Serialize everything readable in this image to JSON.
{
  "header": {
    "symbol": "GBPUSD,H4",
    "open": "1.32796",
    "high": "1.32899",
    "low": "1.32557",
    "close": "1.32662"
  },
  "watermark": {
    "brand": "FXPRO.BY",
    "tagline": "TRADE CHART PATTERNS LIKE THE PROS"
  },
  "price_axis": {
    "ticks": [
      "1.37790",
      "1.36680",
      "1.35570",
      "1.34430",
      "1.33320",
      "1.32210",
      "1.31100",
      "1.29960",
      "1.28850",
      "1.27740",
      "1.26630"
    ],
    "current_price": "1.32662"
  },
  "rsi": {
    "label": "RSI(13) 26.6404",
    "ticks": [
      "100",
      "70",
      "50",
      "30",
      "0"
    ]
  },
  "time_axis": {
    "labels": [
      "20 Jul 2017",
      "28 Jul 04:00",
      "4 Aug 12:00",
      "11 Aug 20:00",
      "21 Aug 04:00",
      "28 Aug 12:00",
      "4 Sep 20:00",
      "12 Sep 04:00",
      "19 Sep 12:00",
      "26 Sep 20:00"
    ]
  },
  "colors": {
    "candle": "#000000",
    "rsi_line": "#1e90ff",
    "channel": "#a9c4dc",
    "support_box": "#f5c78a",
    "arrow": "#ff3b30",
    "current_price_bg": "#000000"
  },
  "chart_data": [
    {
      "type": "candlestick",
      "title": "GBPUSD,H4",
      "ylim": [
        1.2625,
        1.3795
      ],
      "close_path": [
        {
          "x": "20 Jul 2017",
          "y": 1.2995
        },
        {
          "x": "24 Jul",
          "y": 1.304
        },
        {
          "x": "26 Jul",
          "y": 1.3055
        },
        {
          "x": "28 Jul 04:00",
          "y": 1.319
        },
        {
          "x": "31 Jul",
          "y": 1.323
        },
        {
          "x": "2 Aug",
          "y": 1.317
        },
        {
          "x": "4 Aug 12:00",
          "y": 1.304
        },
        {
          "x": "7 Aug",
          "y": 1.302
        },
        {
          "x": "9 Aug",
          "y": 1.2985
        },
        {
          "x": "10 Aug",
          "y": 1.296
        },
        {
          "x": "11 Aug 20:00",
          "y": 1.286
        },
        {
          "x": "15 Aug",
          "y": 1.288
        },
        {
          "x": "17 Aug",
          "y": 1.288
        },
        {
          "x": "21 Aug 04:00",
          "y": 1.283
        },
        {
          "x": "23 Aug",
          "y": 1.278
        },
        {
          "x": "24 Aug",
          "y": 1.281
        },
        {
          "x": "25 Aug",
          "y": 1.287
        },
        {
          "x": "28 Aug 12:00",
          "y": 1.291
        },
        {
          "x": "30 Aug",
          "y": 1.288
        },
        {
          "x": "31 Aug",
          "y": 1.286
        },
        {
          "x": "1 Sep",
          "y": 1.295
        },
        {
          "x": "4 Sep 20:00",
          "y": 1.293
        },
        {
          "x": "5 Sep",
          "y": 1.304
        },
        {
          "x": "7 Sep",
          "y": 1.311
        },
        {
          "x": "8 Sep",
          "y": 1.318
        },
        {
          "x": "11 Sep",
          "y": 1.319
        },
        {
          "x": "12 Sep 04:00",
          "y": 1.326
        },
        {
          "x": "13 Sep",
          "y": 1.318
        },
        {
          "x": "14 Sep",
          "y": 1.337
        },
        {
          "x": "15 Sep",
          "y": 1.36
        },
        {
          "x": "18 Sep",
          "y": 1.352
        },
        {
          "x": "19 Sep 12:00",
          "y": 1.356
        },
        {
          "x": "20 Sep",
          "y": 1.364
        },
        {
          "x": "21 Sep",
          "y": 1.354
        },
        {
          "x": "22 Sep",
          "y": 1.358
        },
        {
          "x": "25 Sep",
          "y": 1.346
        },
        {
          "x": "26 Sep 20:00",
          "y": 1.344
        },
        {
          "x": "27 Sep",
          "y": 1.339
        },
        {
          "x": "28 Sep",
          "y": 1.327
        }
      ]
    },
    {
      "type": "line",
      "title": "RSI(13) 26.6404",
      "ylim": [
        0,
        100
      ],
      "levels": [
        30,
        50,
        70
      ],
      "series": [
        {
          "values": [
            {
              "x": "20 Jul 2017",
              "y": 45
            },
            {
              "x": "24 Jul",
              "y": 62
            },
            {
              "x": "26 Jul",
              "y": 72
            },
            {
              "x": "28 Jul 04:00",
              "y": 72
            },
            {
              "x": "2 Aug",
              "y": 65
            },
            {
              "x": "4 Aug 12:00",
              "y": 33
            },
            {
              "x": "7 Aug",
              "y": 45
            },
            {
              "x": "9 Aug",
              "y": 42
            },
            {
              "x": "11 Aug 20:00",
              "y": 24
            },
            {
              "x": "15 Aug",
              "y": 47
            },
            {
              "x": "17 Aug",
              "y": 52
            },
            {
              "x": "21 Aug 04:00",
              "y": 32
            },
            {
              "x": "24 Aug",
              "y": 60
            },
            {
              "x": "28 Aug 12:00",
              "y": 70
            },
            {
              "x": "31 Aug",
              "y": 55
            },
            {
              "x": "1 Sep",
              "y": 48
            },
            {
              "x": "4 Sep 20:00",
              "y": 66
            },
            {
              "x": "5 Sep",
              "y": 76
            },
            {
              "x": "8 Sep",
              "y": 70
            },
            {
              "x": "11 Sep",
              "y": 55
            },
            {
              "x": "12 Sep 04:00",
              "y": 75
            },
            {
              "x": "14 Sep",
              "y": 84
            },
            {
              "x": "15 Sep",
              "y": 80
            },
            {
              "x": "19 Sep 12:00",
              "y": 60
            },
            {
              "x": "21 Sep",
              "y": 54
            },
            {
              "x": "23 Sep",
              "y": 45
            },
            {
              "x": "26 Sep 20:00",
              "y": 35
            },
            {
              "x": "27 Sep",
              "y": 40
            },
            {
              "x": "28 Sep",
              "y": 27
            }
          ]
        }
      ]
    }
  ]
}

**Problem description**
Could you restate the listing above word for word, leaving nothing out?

**Answer for the task**
Serialize everything readable in this image to JSON.
{
  "header": {
    "symbol": "GBPUSD,H4",
    "open": "1.32796",
    "high": "1.32899",
    "low": "1.32557",
    "close": "1.32662"
  },
  "watermark": {
    "brand": "FXPRO.BY",
    "tagline": "TRADE CHART PATTERNS LIKE THE PROS"
  },
  "price_axis": {
    "ticks": [
      "1.37790",
      "1.36680",
      "1.35570",
      "1.34430",
      "1.33320",
      "1.32210",
      "1.31100",
      "1.29960",
      "1.28850",
      "1.27740",
      "1.26630"
    ],
    "current_price": "1.32662"
  },
  "rsi": {
    "label": "RSI(13) 26.6404",
    "ticks": [
      "100",
      "70",
      "50",
      "30",
      "0"
    ]
  },
  "time_axis": {
    "labels": [
      "20 Jul 2017",
      "28 Jul 04:00",
      "4 Aug 12:00",
      "11 Aug 20:00",
      "21 Aug 04:00",
      "28 Aug 12:00",
      "4 Sep 20:00",
      "12 Sep 04:00",
      "19 Sep 12:00",
      "26 Sep 20:00"
    ]
  },
  "colors": {
    "candle": "#000000",
    "rsi_line": "#1e90ff",
    "channel": "#a9c4dc",
    "support_box": "#f5c78a",
    "arrow": "#ff3b30",
    "current_price_bg": "#000000"
  },
  "chart_data": [
    {
      "type": "candlestick",
      "title": "GBPUSD,H4",
      "ylim": [
        1.2625,
        1.3795
      ],
      "close_path": [
        {
          "x": "20 Jul 2017",
          "y": 1.2995
        },
        {
          "x": "24 Jul",
          "y": 1.304
        },
        {
          "x": "26 Jul",
          "y": 1.3055
        },
        {
          "x": "28 Jul 04:00",
          "y": 1.319
        },
        {
          "x": "31 Jul",
          "y": 1.323
        },
        {
          "x": "2 Aug",
          "y": 1.317
        },
        {
          "x": "4 Aug 12:00",
          "y": 1.304
        },
        {
          "x": "7 Aug",
          "y": 1.302
        },
        {
          "x": "9 Aug",
          "y": 1.2985
        },
        {
          "x": "10 Aug",
          "y": 1.296
        },
        {
          "x": "11 Aug 20:00",
          "y": 1.286
        },
        {
          "x": "15 Aug",
          "y": 1.288
        },
        {
          "x": "17 Aug",
          "y": 1.288
        },
        {
          "x": "21 Aug 04:00",
          "y": 1.283
        },
        {
          "x": "23 Aug",
          "y": 1.278
        },
        {
          "x": "24 Aug",
          "y": 1.281
        },
        {
          "x": "25 Aug",
          "y": 1.287
        },
        {
          "x": "28 Aug 12:00",
          "y": 1.291
        },
        {
          "x": "30 Aug",
          "y": 1.288
        },
        {
          "x": "31 Aug",
          "y": 1.286
        },
        {
          "x": "1 Sep",
          "y": 1.295
        },
        {
          "x": "4 Sep 20:00",
          "y": 1.293
        },
        {
          "x": "5 Sep",
          "y": 1.304
        },
        {
          "x": "7 Sep",
          "y": 1.311
        },
        {
          "x": "8 Sep",
          "y": 1.318
        },
        {
          "x": "11 Sep",
          "y": 1.319
        },
        {
          "x": "12 Sep 04:00",
          "y": 1.326
        },
        {
          "x": "13 Sep",
          "y": 1.318
        },
        {
          "x": "14 Sep",
          "y": 1.337
        },
        {
          "x": "15 Sep",
          "y": 1.36
        },
        {
          "x": "18 Sep",
          "y": 1.352
        },
        {
          "x": "19 Sep 12:00",
          "y": 1.356
        },
        {
          "x": "20 Sep",
          "y": 1.364
        },
        {
          "x": "21 Sep",
          "y": 1.354
        },
        {
          "x": "22 Sep",
          "y": 1.358
        },
        {
          "x": "25 Sep",
          "y": 1.346
        },
        {
          "x": "26 Sep 20:00",
          "y": 1.344
        },
        {
          "x": "27 Sep",
          "y": 1.339
        },
        {
          "x": "28 Sep",
          "y": 1.327
        }
      ]
    },
    {
      "type": "line",
      "title": "RSI(13) 26.6404",
      "ylim": [
        0,
        100
      ],
      "levels": [
        30,
        50,
        70
      ],
      "series": [
        {
          "values": [
            {
              "x": "20 Jul 2017",
              "y": 45
            },
            {
              "x": "24 Jul",
              "y": 62
            },
            {
              "x": "26 Jul",
              "y": 72
            },
            {
              "x": "28 Jul 04:00",
              "y": 72
            },
            {
              "x": "2 Aug",
              "y": 65
            },
            {
              "x": "4 Aug 12:00",
              "y": 33
            },
            {
              "x": "7 Aug",
              "y": 45
            },
            {
              "x": "9 Aug",
              "y": 42
            },
            {
              "x": "11 Aug 20:00",
              "y": 24
            },
            {
              "x": "15 Aug",
              "y": 47
            },
            {
              "x": "17 Aug",
              "y": 52
            },
            {
              "x": "21 Aug 04:00",
              "y": 32
            },
            {
              "x": "24 Aug",
              "y": 60
            },
            {
              "x": "28 Aug 12:00",
              "y": 70
            },
            {
              "x": "31 Aug",
              "y": 55
            },
            {
              "x": "1 Sep",
              "y": 48
            },
            {
              "x": "4 Sep 20:00",
              "y": 66
            },
            {
              "x": "5 Sep",
              "y": 76
            },
            {
              "x": "8 Sep",
              "y": 70
            },
            {
              "x": "11 Sep",
              "y": 55
            },
            {
              "x": "12 Sep 04:00",
              "y": 75
            },
            {
              "x": "14 Sep",
              "y": 84
            },
            {
              "x": "15 Sep",
              "y": 80
            },
            {
              "x": "19 Sep 12:00",
              "y": 60
            },
            {
              "x": "21 Sep",
              "y": 54
            },
            {
              "x": "23 Sep",
              "y": 45
            },
            {
              "x": "26 Sep 20:00",
              "y": 35
            },
            {
              "x": "27 Sep",
              "y": 40
            },
            {
              "x": "28 Sep",
              "y": 27
            }
          ]
        }
      ]
    }
  ]
}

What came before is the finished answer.